A recruiter takes about five to ten seconds before deciding your resume is headed for the YES or NO pile. Since a resume is one of the few things in the process of job hunting you actually can control, how do you make it stand out? Follow these tips and tricks to make your resume personal, professional and structured.
1. Tailor your resume for each employer. This seems like a no-brainer but still: fine-tune your resume and motivation letter for each job you apply for. One of the most common mistakes is to create a standard resume and send that out to all the job openings you can possibly find. Sure, it might save you some time, but it also greatly decrease the chances of landing that dream job interview.
2. Start with the most important information. List your most relevant and recent information first. When describing your best skills and assets, start with the most important ones.
3. Stories sell. Back up your qualifications with numbers and stories. Did you make a 30% increase of sales happen at your last job, or gained 7.000 Facebook-followers for a brand? Add those numbers, as they connect your qualitys and strengths to real life success stories.
4. Have others proof read. Before you send anything out, have at least two others check your resume. To see if what you’re trying to say actually comes across, and to pick up on typos you might be overlooking.
5. Write short and snappy. No one wants to read endless paragraphs, so write short and snappy. Use bullet points to list your experience, educational background and career objectives.
6. Keep the layout and font clean. Did anyone ever land a job interview using Comic Sans? Probably not. Keep the lay-out clean and use a lot of white space. For personal touches, don’t look to images or colored backgrounds; perhaps ask a friend that’s good with graphic design to whip up a clean lay-out in Indesign. For a safe font option go with Arial in font size 11.

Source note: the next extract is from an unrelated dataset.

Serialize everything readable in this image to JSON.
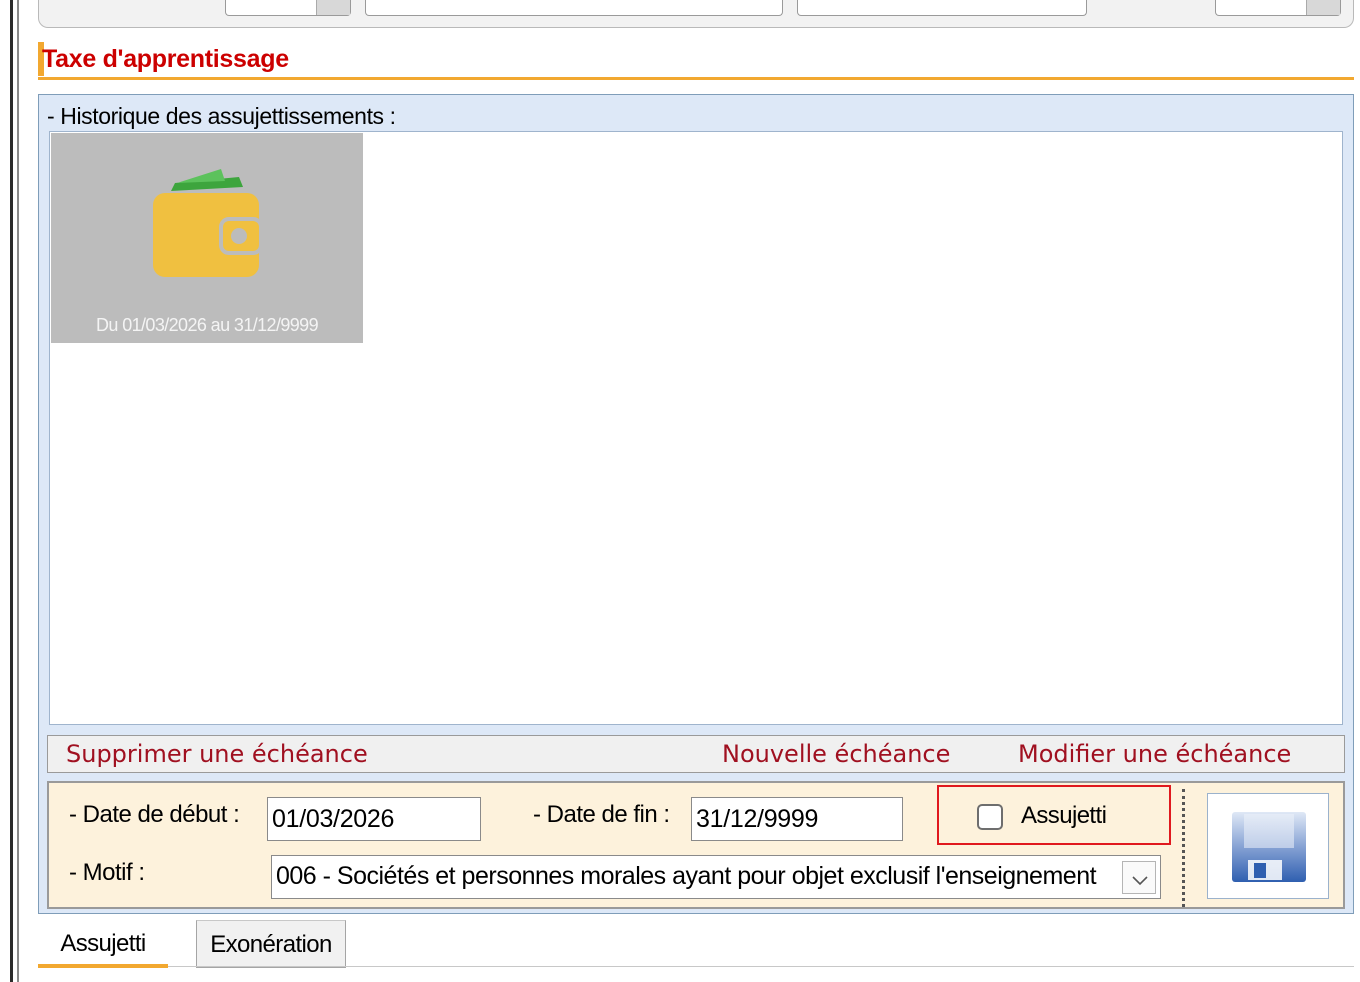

7. Only list relevant info. The fact that you used to sell hot-dogs or that your biggest hobby is hiking, probably aren’t going to help you out. Select information that’s personal and that makes you stand out – such as success stories or unique projects you’ve worked on – but don’t list info that you’re not proud of or that is irrelevant to this position.
8. Avoid negativity. Keep it positive, please! Don’t write negative statements about your previous job or about opportunities that you missed. This also applies to the actual interview, by the way.
9. Solve a problem for your employer. A great way to tailor your resume for a specific function or company is to identify what possible problems your employer might be dealing with. Try to really understand the market of the company and identify what kind of difficulties they might be going through. After that, use your resume to illustrate how you and your kick-ass skill set would help to solve those issues.
10. Don’t start sentences with ‘I’. As you are selling yourself, be careful not to start (too many) sentences with ‘I’ or ‘me’. Actually, this is a tip for any article, e-mail or blog post you’re ever going to write.
11. Add your contact information. Add your contact information – such as e-mail address and phone number – and include a link to your LinkedIn page and/or professional website.
12. Photo, yes or no? Remember, this is a job hunt and not a dating ad. If you do decide to attach a photo (we’d recommend doing so, as we like to see the face that comes with the story), make sure it’s a professional portrait shot. A blurry cut-out of you in a Facebook group shot is not going to cut it.
13. Keep it under two pages. We’d suggest a one page motivation letter and a one page resume. Either way; keep your resume under two pages max.
14. Don’t lie, ever. Obviously, don’t polish up skills or even make entire experiences up. You’d be surprised by how often this happens, but do know HR departments do a fact check. You don’t want to ruin your reputation with a little white lie.
(Image via Pinterest)